* WORK REQUEST *
From the entries below, copy every line holding the word "cautelares".

Interface dataset entries
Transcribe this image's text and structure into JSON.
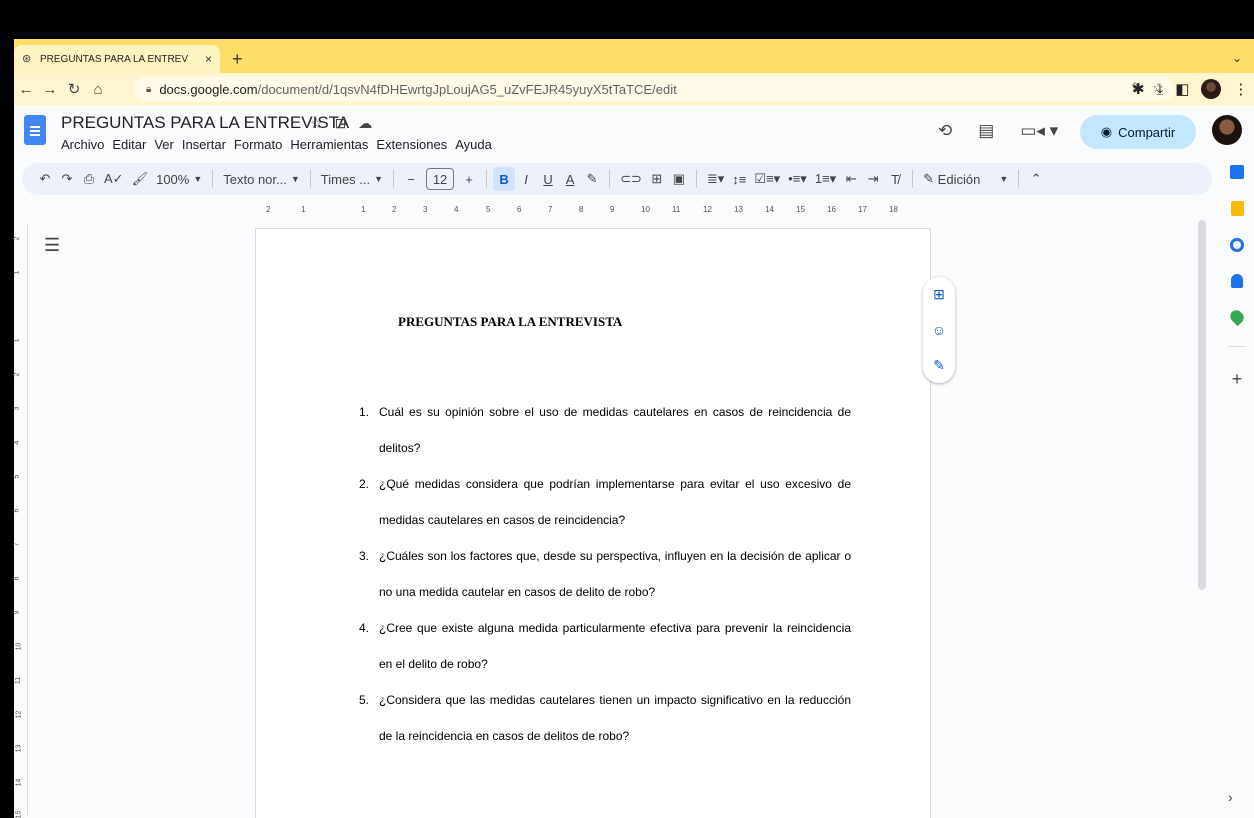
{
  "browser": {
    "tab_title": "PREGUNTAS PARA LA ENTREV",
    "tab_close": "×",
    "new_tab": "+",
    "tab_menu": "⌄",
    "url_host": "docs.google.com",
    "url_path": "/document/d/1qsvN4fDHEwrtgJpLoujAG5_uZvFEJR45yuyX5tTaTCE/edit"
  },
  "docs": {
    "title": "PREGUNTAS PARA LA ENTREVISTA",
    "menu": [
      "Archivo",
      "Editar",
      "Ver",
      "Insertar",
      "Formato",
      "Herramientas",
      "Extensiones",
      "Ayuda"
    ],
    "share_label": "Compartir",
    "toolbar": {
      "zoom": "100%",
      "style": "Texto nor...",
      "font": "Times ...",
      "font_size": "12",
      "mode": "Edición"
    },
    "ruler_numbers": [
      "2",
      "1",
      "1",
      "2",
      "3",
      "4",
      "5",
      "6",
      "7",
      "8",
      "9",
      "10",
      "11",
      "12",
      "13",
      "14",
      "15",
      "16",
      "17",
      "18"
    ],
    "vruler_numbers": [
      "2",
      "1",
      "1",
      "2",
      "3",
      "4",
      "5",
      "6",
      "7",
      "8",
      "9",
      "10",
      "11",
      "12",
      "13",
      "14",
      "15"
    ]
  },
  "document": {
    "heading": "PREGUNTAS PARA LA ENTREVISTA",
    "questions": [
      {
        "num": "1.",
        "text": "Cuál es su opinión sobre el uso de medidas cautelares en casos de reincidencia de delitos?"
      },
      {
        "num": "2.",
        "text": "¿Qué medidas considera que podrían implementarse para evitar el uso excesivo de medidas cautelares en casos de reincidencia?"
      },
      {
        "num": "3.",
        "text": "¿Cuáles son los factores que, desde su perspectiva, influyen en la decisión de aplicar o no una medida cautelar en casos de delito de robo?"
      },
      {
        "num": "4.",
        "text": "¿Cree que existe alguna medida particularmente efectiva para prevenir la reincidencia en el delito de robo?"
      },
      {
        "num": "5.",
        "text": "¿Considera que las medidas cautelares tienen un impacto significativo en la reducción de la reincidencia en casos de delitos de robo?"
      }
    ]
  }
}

* WRITTEN RESPONSE *
        "text": "Cuál es su opinión sobre el uso de medidas cautelares en casos de reincidencia de delitos?"
        "text": "¿Qué medidas considera que podrían implementarse para evitar el uso excesivo de medidas cautelares en casos de reincidencia?"
        "text": "¿Considera que las medidas cautelares tienen un impacto significativo en la reducción de la reincidencia en casos de delitos de robo?"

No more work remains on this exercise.